Southwest Goes Wireless On the Ramp, Saving Dollars and Lives
It was technically too late, but they are lucky. The only reason the two planes did not collide was that the widebody’s wing rose 3 feet higher than that of the narrowbody aircraft beside it.
Frighteningly, this type of situation is not uncommon by any means. Aircraft scrape fellow planes, tap light poles, cause injuries and even fatalities to those working the ramp more often than the public hears about. On a cold, loud, busy ramp at night, the difference between injuries and hundreds of thousands of dollars in damage is measured in fractions of a second. With 27,000 ramp accidents that take place in the industry each year, that averages out to one per thousand departures. As such, communication between wingwalkers, tug drivers and pilots is paramount to keeping people safe.
With that constant threat in mind, Southwest Airlines recently took a big step in improving ramp safety by implementing a wireless ground communication system by Oregon-based Flightcom.
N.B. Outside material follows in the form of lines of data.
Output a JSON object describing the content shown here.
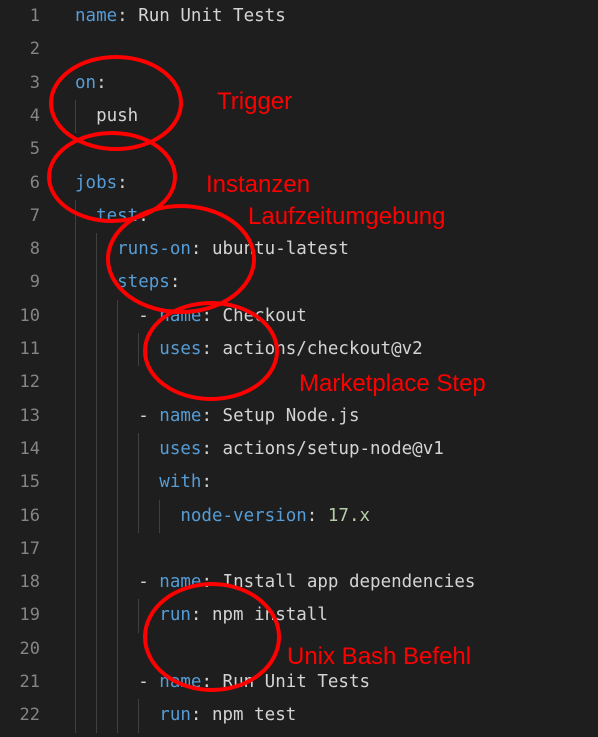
{
  "editor": {
    "lines": [
      {
        "n": "1",
        "segs": [
          {
            "t": "name",
            "c": "key"
          },
          {
            "t": ": ",
            "c": "punc"
          },
          {
            "t": "Run Unit Tests",
            "c": "val"
          }
        ]
      },
      {
        "n": "2",
        "segs": []
      },
      {
        "n": "3",
        "segs": [
          {
            "t": "on",
            "c": "key"
          },
          {
            "t": ":",
            "c": "punc"
          }
        ]
      },
      {
        "n": "4",
        "segs": [
          {
            "t": "  push",
            "c": "val"
          }
        ]
      },
      {
        "n": "5",
        "segs": []
      },
      {
        "n": "6",
        "segs": [
          {
            "t": "jobs",
            "c": "key"
          },
          {
            "t": ":",
            "c": "punc"
          }
        ]
      },
      {
        "n": "7",
        "segs": [
          {
            "t": "  test",
            "c": "key"
          },
          {
            "t": ":",
            "c": "punc"
          }
        ]
      },
      {
        "n": "8",
        "segs": [
          {
            "t": "    runs-on",
            "c": "key"
          },
          {
            "t": ": ",
            "c": "punc"
          },
          {
            "t": "ubuntu-latest",
            "c": "val"
          }
        ]
      },
      {
        "n": "9",
        "segs": [
          {
            "t": "    steps",
            "c": "key"
          },
          {
            "t": ":",
            "c": "punc"
          }
        ]
      },
      {
        "n": "10",
        "segs": [
          {
            "t": "      - ",
            "c": "punc"
          },
          {
            "t": "name",
            "c": "key"
          },
          {
            "t": ": ",
            "c": "punc"
          },
          {
            "t": "Checkout",
            "c": "val"
          }
        ]
      },
      {
        "n": "11",
        "segs": [
          {
            "t": "        uses",
            "c": "key"
          },
          {
            "t": ": ",
            "c": "punc"
          },
          {
            "t": "actions/checkout@v2",
            "c": "val"
          }
        ]
      },
      {
        "n": "12",
        "segs": []
      },
      {
        "n": "13",
        "segs": [
          {
            "t": "      - ",
            "c": "punc"
          },
          {
            "t": "name",
            "c": "key"
          },
          {
            "t": ": ",
            "c": "punc"
          },
          {
            "t": "Setup Node.js",
            "c": "val"
          }
        ]
      },
      {
        "n": "14",
        "segs": [
          {
            "t": "        uses",
            "c": "key"
          },
          {
            "t": ": ",
            "c": "punc"
          },
          {
            "t": "actions/setup-node@v1",
            "c": "val"
          }
        ]
      },
      {
        "n": "15",
        "segs": [
          {
            "t": "        with",
            "c": "key"
          },
          {
            "t": ":",
            "c": "punc"
          }
        ]
      },
      {
        "n": "16",
        "segs": [
          {
            "t": "          node-version",
            "c": "key"
          },
          {
            "t": ": ",
            "c": "punc"
          },
          {
            "t": "17.x",
            "c": "num"
          }
        ]
      },
      {
        "n": "17",
        "segs": []
      },
      {
        "n": "18",
        "segs": [
          {
            "t": "      - ",
            "c": "punc"
          },
          {
            "t": "name",
            "c": "key"
          },
          {
            "t": ": ",
            "c": "punc"
          },
          {
            "t": "Install app dependencies",
            "c": "val"
          }
        ]
      },
      {
        "n": "19",
        "segs": [
          {
            "t": "        run",
            "c": "key"
          },
          {
            "t": ": ",
            "c": "punc"
          },
          {
            "t": "npm install",
            "c": "val"
          }
        ]
      },
      {
        "n": "20",
        "segs": []
      },
      {
        "n": "21",
        "segs": [
          {
            "t": "      - ",
            "c": "punc"
          },
          {
            "t": "name",
            "c": "key"
          },
          {
            "t": ": ",
            "c": "punc"
          },
          {
            "t": "Run Unit Tests",
            "c": "val"
          }
        ]
      },
      {
        "n": "22",
        "segs": [
          {
            "t": "        run",
            "c": "key"
          },
          {
            "t": ": ",
            "c": "punc"
          },
          {
            "t": "npm test",
            "c": "val"
          }
        ]
      }
    ]
  },
  "annotations": {
    "trigger": "Trigger",
    "instanzen": "Instanzen",
    "laufzeitumgebung": "Laufzeitumgebung",
    "marketplace": "Marketplace Step",
    "unix": "Unix Bash Befehl",
    "color": "#ff0000"
  },
  "colors": {
    "background": "#1e1e1e",
    "line_number": "#858585",
    "key": "#569cd6",
    "text": "#d4d4d4",
    "number": "#b5cea8",
    "indent_guide": "#404040"
  }
}
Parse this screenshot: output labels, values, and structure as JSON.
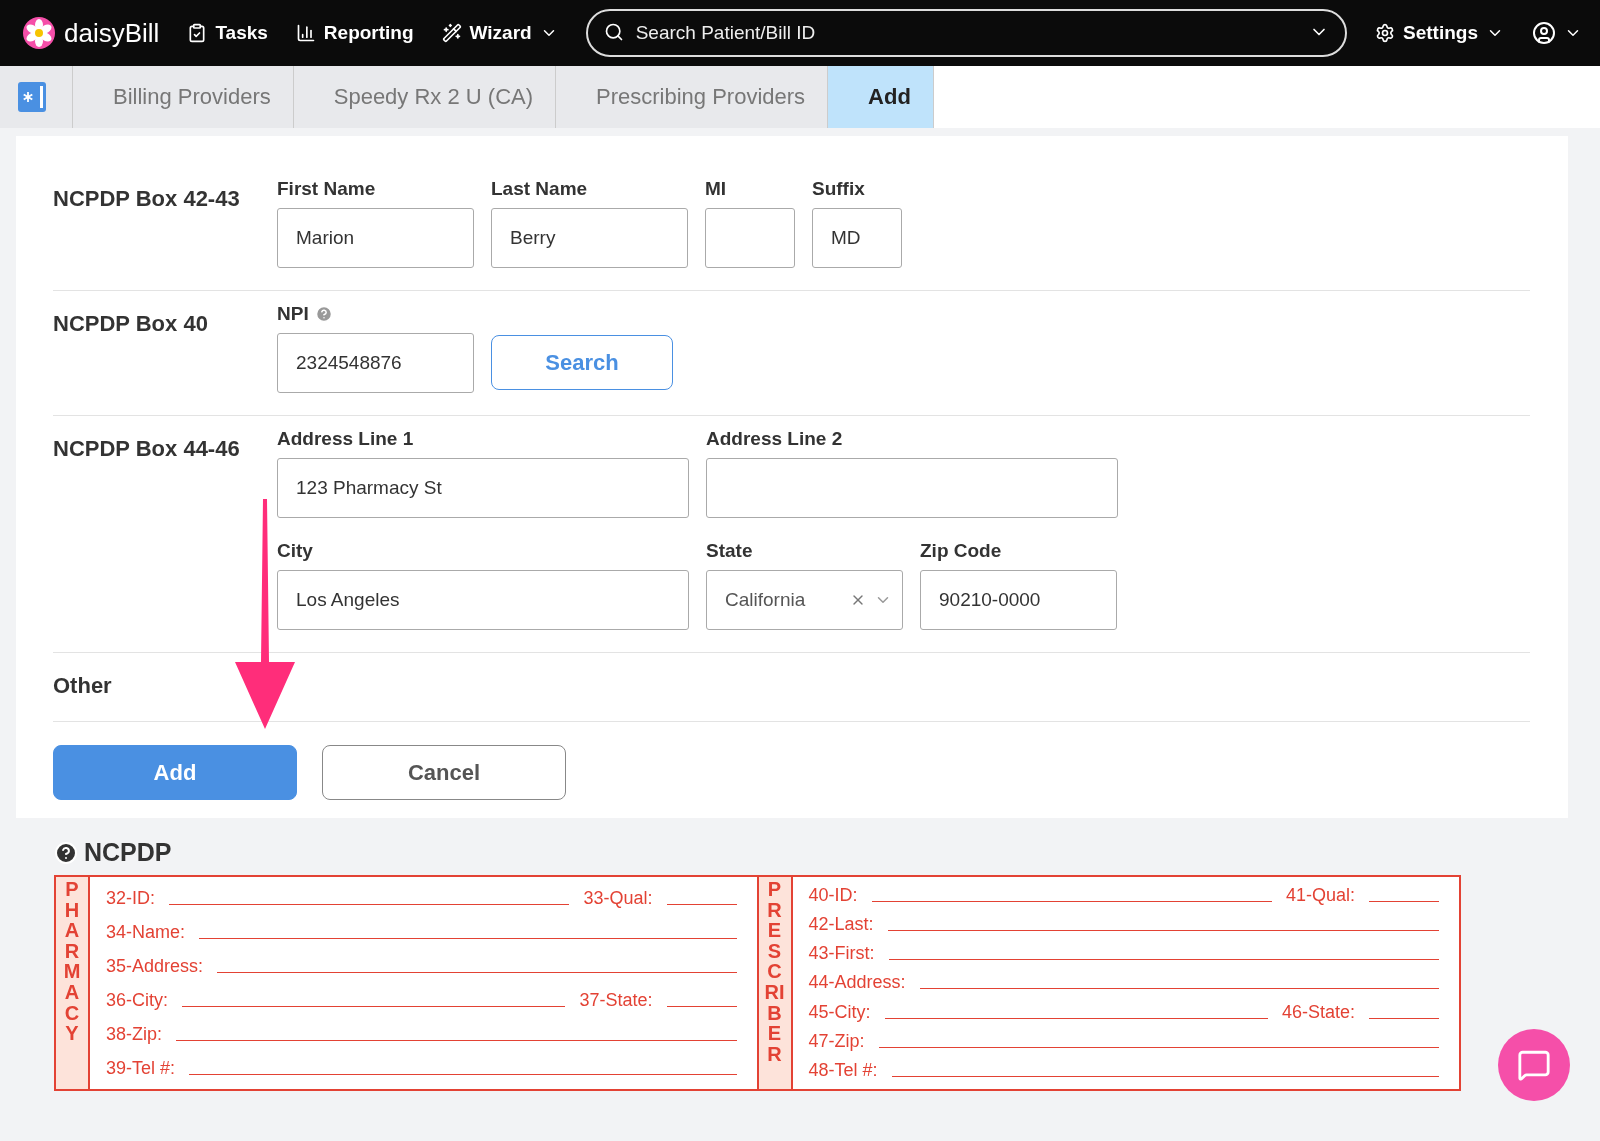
{
  "nav": {
    "brand": "daisyBill",
    "items": [
      {
        "label": "Tasks"
      },
      {
        "label": "Reporting"
      },
      {
        "label": "Wizard"
      }
    ],
    "search": {
      "placeholder": "Search Patient/Bill ID"
    },
    "settings": "Settings"
  },
  "breadcrumb": [
    {
      "label": "Billing Providers",
      "selected": false
    },
    {
      "label": "Speedy Rx 2 U (CA)",
      "selected": false
    },
    {
      "label": "Prescribing Providers",
      "selected": false
    },
    {
      "label": "Add",
      "selected": true
    }
  ],
  "sections": [
    {
      "title": "NCPDP Box 42-43",
      "rows": [
        [
          {
            "kind": "input",
            "label": "First Name",
            "value": "Marion"
          },
          {
            "kind": "input",
            "label": "Last Name",
            "value": "Berry"
          },
          {
            "kind": "input",
            "label": "MI"
          },
          {
            "kind": "input",
            "label": "Suffix",
            "value": "MD"
          }
        ]
      ]
    },
    {
      "title": "NCPDP Box 40",
      "rows": [
        [
          {
            "kind": "input",
            "label": "NPI",
            "value": "2324548876"
          },
          {
            "kind": "button",
            "label": "Search"
          }
        ]
      ]
    },
    {
      "title": "NCPDP Box 44-46",
      "rows": [
        [
          {
            "kind": "input",
            "label": "Address Line 1",
            "value": "123 Pharmacy St"
          },
          {
            "kind": "input",
            "label": "Address Line 2"
          }
        ],
        [
          {
            "kind": "input",
            "label": "City",
            "value": "Los Angeles"
          },
          {
            "kind": "select",
            "label": "State",
            "value": "California"
          },
          {
            "kind": "input",
            "label": "Zip Code",
            "value": "90210-0000"
          }
        ]
      ]
    },
    {
      "title": "Other"
    }
  ],
  "actions": {
    "primary": "Add",
    "secondary": "Cancel"
  },
  "ncpdp": {
    "title": "NCPDP",
    "panels": [
      {
        "side": "PHARMACY",
        "rows": [
          [
            "32-ID:",
            "33-Qual:"
          ],
          [
            "34-Name:"
          ],
          [
            "35-Address:"
          ],
          [
            "36-City:",
            "37-State:"
          ],
          [
            "38-Zip:"
          ],
          [
            "39-Tel #:"
          ]
        ]
      },
      {
        "side": "PRESCRIBER",
        "rows": [
          [
            "40-ID:",
            "41-Qual:"
          ],
          [
            "42-Last:"
          ],
          [
            "43-First:"
          ],
          [
            "44-Address:"
          ],
          [
            "45-City:",
            "46-State:"
          ],
          [
            "47-Zip:"
          ],
          [
            "48-Tel #:"
          ]
        ]
      }
    ]
  }
}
It’s almost too easy: Take the plug-in headset tug drivers use to talk to pilots and replace it with a wireless system that now lets the wing-walkers in on the conversation as well. No one is in the dark anymore about when and where the plane is moving, which engine is starting, and there are no delays in relaying information when something goes wrong and the plane needs to stop NOW.
The kit consists of three headsets, one for the driver and two wing-walkers. There’s also the “ComHub” wireless base that plugs into the nosegear, painted a highly visible color to prevent it from being forgotten on the aircraft. After use, it all piles into a portable, hard-case/charger that can be rolled around or affixed to a tug tractor or gate.
Southwest Airlines currently has the headsets in action at half of their 73 airports, and expects to have them deployed through the entire system by April. Marc Stank, who is Southwest’s Senior Manager Safety, Standards, and Regulatory Compliance, Ground Operations (fit that on a business card!) tells NYCAviation that in just the few short months since beginning use of the headsets, a number of ramp incidents have already been prevented.
In fact, the cost of the devices is earned back within only 12 weeks. A worthy investment in an industry that already is challenging to make a buck in. The bills for such accidents pile up fast. The total cost of ramp accidents cost insurance companies $10 billion annually. Remember last April when that Air France A380 spun the Delta CRJ around at JFK in April of 2011? Imagine the revenue lost when a 500-seat aircraft is grounded for a few weeks. A cut-up wingtip means not only the cost of a repair, but the loss of revenue when an aircraft is sitting on the ground not making money.
Flightcom’s Executive Vice President Reed Stager is excited, and rightly so. “Flightcom has been serving the aviation industry for 29 years,” he tells us. “While Southwest Airlines is the first to deploy Flightcom Wireless systemwide, other airlines, including Piedmont and US Airways, use them at some locations for de-icing or ground support to improve communication effectiveness, team productivity, and safety.” In addition, the headsets offer a high level of hearing protection from the loud sounds of the airport ramps.
NYCAviation Columnist David Williams, a former airline pilot who currently works in aviation safety, praises the devices. “In high volume airports with minimal ramp space, like LGA and DCA, this technology would increase safety dramatically,” says Williams. “The tug driver, who is in control of the aircraft, will have far more accurate and timely information on the status of the ramp and aircraft.”
In the interviews that I conducted with both Flightcom and Southwest, I couldn’t find any downsides. This type of technology keeps planes flying, workers working and gets passengers to their destination, with improved safety and cost effectiveness. How can you argue with that?